Claire Fuller’s novel Bitter Orange follows thirty-nine-year-old Frances Jellico as she enters a dilapidated English estate in the year 1969 and is welcomed into the company of young couple, Cara and Peter. All three of them have been sent there to gather information about the mansion’s contents, its gardens and architecture. This is a particularly exciting time for Frances as her only friend and companion thus far in her life has been her dying mother.
Frances is delighted at the prospect of having made friends, but her presence creates tension in Peter and Cara’s relationship as stories of the past are revealed and become muddled and foggy as they are explored once again. Frances is able to gain further insights through a portal in her bathroom floor, which she calls the “Judas hole” as it lies directly overhead the bathroom of Cara and Peter.

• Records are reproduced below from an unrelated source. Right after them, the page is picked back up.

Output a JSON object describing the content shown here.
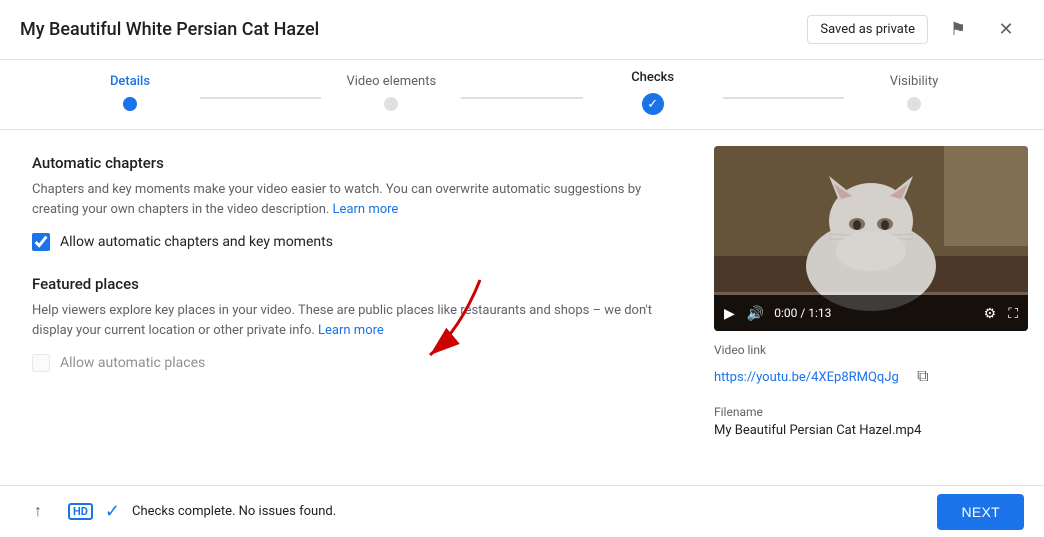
{
  "header": {
    "title": "My Beautiful White Persian Cat Hazel",
    "saved_badge": "Saved as private",
    "flag_icon": "⚑",
    "close_icon": "✕"
  },
  "steps": [
    {
      "id": "details",
      "label": "Details",
      "state": "active"
    },
    {
      "id": "video_elements",
      "label": "Video elements",
      "state": "inactive"
    },
    {
      "id": "checks",
      "label": "Checks",
      "state": "completed"
    },
    {
      "id": "visibility",
      "label": "Visibility",
      "state": "inactive"
    }
  ],
  "automatic_chapters": {
    "title": "Automatic chapters",
    "description": "Chapters and key moments make your video easier to watch. You can overwrite automatic suggestions by creating your own chapters in the video description.",
    "learn_more": "Learn more",
    "checkbox_label": "Allow automatic chapters and key moments",
    "checked": true
  },
  "featured_places": {
    "title": "Featured places",
    "description": "Help viewers explore key places in your video. These are public places like restaurants and shops – we don't display your current location or other private info.",
    "learn_more": "Learn more",
    "checkbox_label": "Allow automatic places",
    "checked": false,
    "disabled": true
  },
  "video_panel": {
    "video_link_label": "Video link",
    "video_url": "https://youtu.be/4XEp8RMQqJg",
    "copy_icon": "⧉",
    "time": "0:00 / 1:13",
    "filename_label": "Filename",
    "filename": "My Beautiful Persian Cat Hazel.mp4"
  },
  "footer": {
    "upload_icon": "↑",
    "hd_label": "HD",
    "status": "Checks complete. No issues found.",
    "next_label": "NEXT"
  }
}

Fuller’s simplistic writing style is anything but dull and monotonous; her descriptions are subtle yet cut as smooth and sharp as a surgeon’s scalpel. Lines such as “now my flesh has melted away, but the skin remains and I lie in a puddle of myself” demonstrate Fuller’s ability to craft sentences that are not specific in meaning but paint a picture that each individual can see themselves in. The imagery that is repeated throughout the novel is simple and beautiful while transporting mystery and depth throughout the narrative. The use of multiple unreliable narrators inserts readers amidst the confusion that these three characters are swimming through leaving the ending hazy and subjective. The symbolism is elegant as it oozes delight and the provocative language cannot help but seduce readers to follow at Frances’s side as she looks for answers. This book at 300 and some pages is a quick and delicious read– making you want to savour the last drop of each chapter.
– Julia Cottingham